WORK REQUEST >> Return all the entries exactly, keeping pictures out.

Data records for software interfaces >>
+-------+
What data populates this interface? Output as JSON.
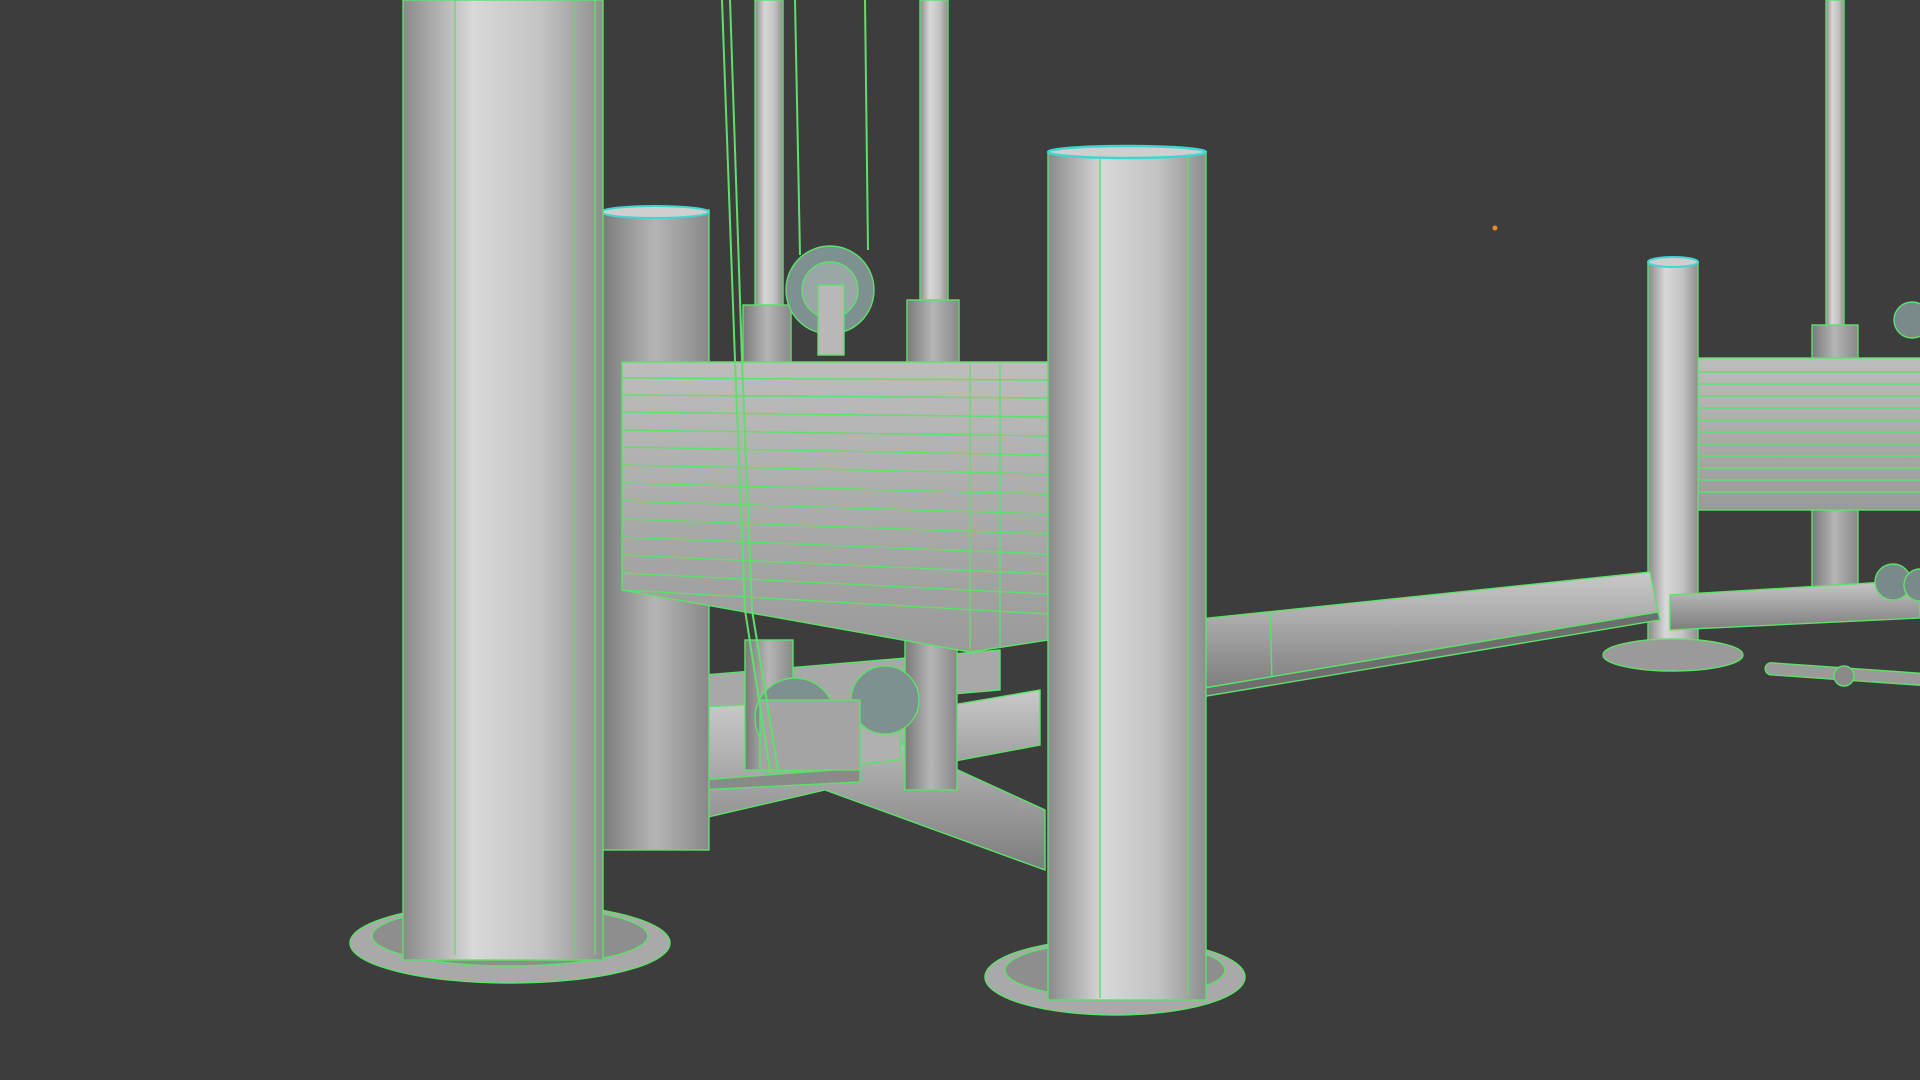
{
  "viewport": {
    "background": "#3d3d3d",
    "wire_color": "#5ee06a",
    "selected_edge_color": "#3fd6d0",
    "marker_color": "#f08a24",
    "shading": "wireframe-on-shaded"
  },
  "scene": {
    "object": "cable-crossover-machine",
    "parts": [
      "upright-posts",
      "weight-stacks",
      "pulleys",
      "guide-rods",
      "base-frame",
      "crossbar",
      "cable-handle"
    ]
  }
}
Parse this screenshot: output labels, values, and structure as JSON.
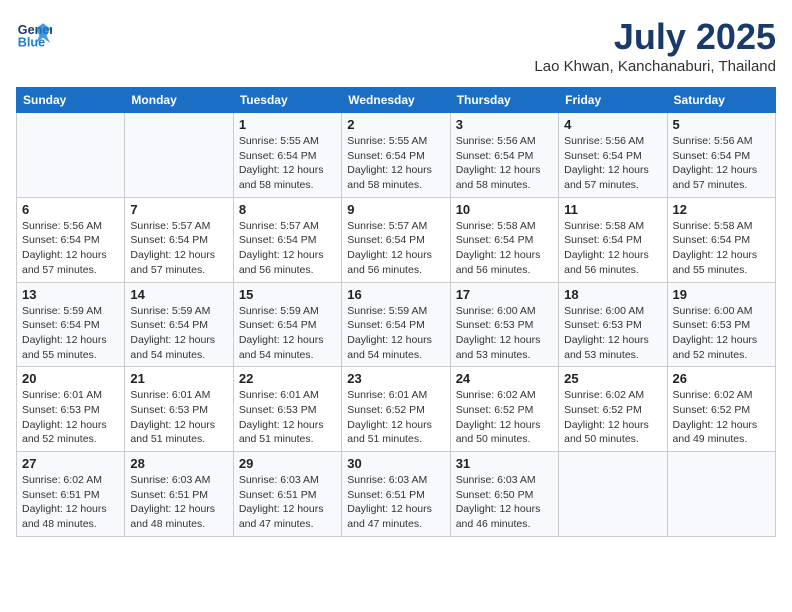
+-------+
EXERCISE RESULT >>
What data populates this interface? Output as JSON.
{
  "viewport": {
    "background": "#3d3d3d",
    "wire_color": "#5ee06a",
    "selected_edge_color": "#3fd6d0",
    "marker_color": "#f08a24",
    "shading": "wireframe-on-shaded"
  },
  "scene": {
    "object": "cable-crossover-machine",
    "parts": [
      "upright-posts",
      "weight-stacks",
      "pulleys",
      "guide-rods",
      "base-frame",
      "crossbar",
      "cable-handle"
    ]
  }
}
Parse this screenshot: output labels, values, and structure as JSON.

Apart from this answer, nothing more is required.